The European Union has made progress in ensuring its sanctions allow for legal challenges and don’t harm human rights, but more work remains to be done, a UN rights expert has concluded after his first official visit to Brussels.
“If sanctions are ever to be used, they should only address direct security threats or internationally recognized human rights violations,” Special Rapporteur Idriss Jazairy said.
The expert said he had held “open and extensive” discussions with officials during his four-day visit, which was undertaken to assess the impact of EU sanctions on human rights, including the right to life and the right to development.
Mr. Jazairy praised EU institutions for making progress in ensuring that sanctions did not have a negative impact on human rights, and for allowing the targeted parties to seek judicial review. He also welcomed the consistent position of the EU not to claim and indeed to oppose extraterritorial enforcement of domestic legislation concerning unilateral sanctions.
“These steps, though they need to be further reinforced, are important commitments by the EU and its members to ensure that the States or individuals targeted by sanctions have the possibility of effective remedies,” said Mr. Jazairy.
“EU sanctions offer a measure of due process for those being targeted, and even though this is still insufficient, it compares favourably to the legal remedies available in other blocs and States that impose sanctions.”
The Special Rapporteur highlighted a sanctions “stalemate” in the international community, with most countries agreeing that sanctions had to be adopted by the UN Security Council in order to be compatible with international law, while States that frequently use sanctions believe there are exceptions to this principle.
He said common ground could be found, suggesting a declaration on minimum standards of behaviour. It would be aimed at further mitigating the impact on human rights until the international community could agree on giving up on the “very blunt policy tool” of unilateral sanctions. Mr. Jazairy said it was hoped that beyond that point, sanctions would only be enacted through the UN Security Council as provided for under the UN Charter.
The UN expert urged the EU to clarify the practical implications of its legal requirements and to make clear that humanitarian exemptions from sanctions should be mandatory. He said these exemptions should become effective and be communicated to financial institutions and other stakeholders at the time of the enforcement of sanctions, so as to avoid a protection gap between the start of sanctions and decisions on humanitarian exceptions.

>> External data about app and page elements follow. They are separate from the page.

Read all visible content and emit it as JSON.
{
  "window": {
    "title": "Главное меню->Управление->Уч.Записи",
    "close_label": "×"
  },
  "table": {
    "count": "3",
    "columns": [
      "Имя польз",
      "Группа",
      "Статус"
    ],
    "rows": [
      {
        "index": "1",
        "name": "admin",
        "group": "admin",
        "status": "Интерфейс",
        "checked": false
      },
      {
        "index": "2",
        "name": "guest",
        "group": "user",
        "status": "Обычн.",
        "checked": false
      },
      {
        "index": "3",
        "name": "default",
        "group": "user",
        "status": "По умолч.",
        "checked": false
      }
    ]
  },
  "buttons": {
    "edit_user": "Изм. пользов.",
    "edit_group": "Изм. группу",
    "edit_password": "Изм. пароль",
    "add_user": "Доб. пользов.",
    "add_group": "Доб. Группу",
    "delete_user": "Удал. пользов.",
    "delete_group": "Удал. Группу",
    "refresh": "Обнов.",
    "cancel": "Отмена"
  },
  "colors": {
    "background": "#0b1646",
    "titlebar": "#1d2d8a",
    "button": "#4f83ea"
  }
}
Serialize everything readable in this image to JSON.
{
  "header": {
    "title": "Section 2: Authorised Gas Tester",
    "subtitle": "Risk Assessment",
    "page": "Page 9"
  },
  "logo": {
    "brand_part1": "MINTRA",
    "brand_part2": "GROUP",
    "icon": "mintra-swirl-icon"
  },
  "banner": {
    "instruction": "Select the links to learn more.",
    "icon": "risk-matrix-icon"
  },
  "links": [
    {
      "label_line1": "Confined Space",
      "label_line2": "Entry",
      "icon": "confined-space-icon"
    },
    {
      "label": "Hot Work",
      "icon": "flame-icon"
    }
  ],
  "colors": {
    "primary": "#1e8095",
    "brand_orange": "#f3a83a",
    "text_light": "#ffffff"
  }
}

Mr. Jazairy also called on EU institutions to reiterate their endorsement of the principle identified by the Committee on Economic, Social and Cultural Rights, that “when an external party takes upon itself even partial responsibility for the situation within a country… it also unavoidably assumes a responsibility to do all within its powers to protect the economic, social and cultural rights of the affected population”. He stressed that this would be in line with the EU’s commitment to uphold human rights and international law.
During his visit, the Special Rapporteur met representatives of the European Commission, European Parliament and European External Action Service. He will submit a report on his findings to the Human Rights Council in September 2018.